Just how badly did Marcus Johnson want to attend John Jay College? When he applied to but was not accepted by the College, he was devastated. Fortunately, his mother did some online research and learned about the SEEK program. And so, on the day of his high school graduation, still robed in his cap and gown, he and his mother headed to John Jay, met with SEEK officials and won his coveted admission. Now the 22 year old single father is about to earn his bachelor’s degree in International Criminal Justice, the first step toward what he hopes will be a career as a Foreign Service officer.
Johnson will leave behind a record of increasingly high achievement at John Jay, including three years in the Honors Program, appointment as a John Jay-Vera Fellow, and a term as president of the College’s chapter of Chi Alpha Epsilon, the national SEEK honor society.
Johnson believes in both internal and external motivation. “Internal is wanting to be the change in the world. External includes family and friends, who push me to go past my limits” Among those motivators is his 4-year-old daughter, of whom he says, “I want to expose my child to opportunities I was never presented with, and have a life that’s better than mine.”

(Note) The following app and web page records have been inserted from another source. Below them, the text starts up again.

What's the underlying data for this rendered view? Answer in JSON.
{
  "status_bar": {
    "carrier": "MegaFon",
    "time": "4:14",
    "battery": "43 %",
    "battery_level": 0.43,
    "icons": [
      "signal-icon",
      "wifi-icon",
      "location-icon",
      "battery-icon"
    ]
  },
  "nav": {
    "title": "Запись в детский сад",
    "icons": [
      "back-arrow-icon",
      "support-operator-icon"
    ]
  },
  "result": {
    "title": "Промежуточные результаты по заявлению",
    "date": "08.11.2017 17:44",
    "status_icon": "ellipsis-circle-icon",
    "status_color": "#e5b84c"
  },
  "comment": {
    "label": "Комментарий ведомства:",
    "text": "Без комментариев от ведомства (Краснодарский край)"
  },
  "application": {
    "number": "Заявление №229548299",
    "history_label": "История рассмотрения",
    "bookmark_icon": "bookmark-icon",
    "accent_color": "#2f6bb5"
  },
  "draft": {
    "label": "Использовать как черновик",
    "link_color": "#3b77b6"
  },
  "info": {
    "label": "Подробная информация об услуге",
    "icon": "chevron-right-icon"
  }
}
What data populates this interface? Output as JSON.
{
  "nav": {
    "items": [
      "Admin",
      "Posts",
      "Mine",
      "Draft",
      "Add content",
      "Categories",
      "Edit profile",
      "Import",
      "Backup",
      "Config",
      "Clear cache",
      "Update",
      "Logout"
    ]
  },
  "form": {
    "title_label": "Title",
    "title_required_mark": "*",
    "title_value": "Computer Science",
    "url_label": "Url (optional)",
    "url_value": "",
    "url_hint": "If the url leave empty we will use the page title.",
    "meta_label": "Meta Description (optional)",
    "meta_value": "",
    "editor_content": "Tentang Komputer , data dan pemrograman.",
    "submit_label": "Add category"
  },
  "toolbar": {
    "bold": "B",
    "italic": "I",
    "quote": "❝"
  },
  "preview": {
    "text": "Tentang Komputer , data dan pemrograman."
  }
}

A veteran of numerous internships, including placements with UNICEF, the Clinton Founda-tion and the National Urban League, Johnson is quick to credit them with “helping me figure out what I feel passionate about, and helping me realize that my goals are possible.”
Service is his guiding ethos. “I’m not doing this just for me,” said Johnson, who is going
on to graduate school at Columbia University. “I’ve been able to take full advantage of every opportunity that John Jay has to offer. It would be dishonest if I didn’t try to give back — to my family, my friends, my community.”
Ariana Castillo recalls having heard a saying: “If your parents recognize you intellectually after graduating from college, the institution hasn’t done its job.” Apparently John Jay did its part. “The one fundamental thing that I’ll always remember,” she said, “is my mom all of the sudden realizing who I was and how much I had developed. Now, she’s concerned that I’m too much of an advocate.”
Castillo, a Forensic Psychology major, says that her four years at John Jay awoke an activist inside of her that she is prepared to bring with her wherever she goes.
In her freshman year, Castillo developed connections with the Prisoner Reentry Institute, and participated in a learning exchange at the upstate Otisville Correctional Facility, taking classes with inside students through the Prison to College Pipeline. “It solidified the fact that I wanted to work with incarcerated individuals,” she said.
This experience influenced Castillo to pursue a master’s degree studying clinical psychology, through which she aims to apply her understanding of psychology to the criminal justice field. In the fall, she will be enrolling in the University at Buffalo (SUNY), an institution she became connected with through her involvement with McNair Post-Baccalaureate Achievement Program.
Castillo, who beat cancer during her junior year, also studied abroad in Tanzania, working with a theater arts program for local youth.
“No one of these opportunities can outweigh the other,” she said. “Being in P2CP, being in McNair, working as a peer success coach on campus, and being a Vera Fellow â€“ they each played a major role in developing who I am today.”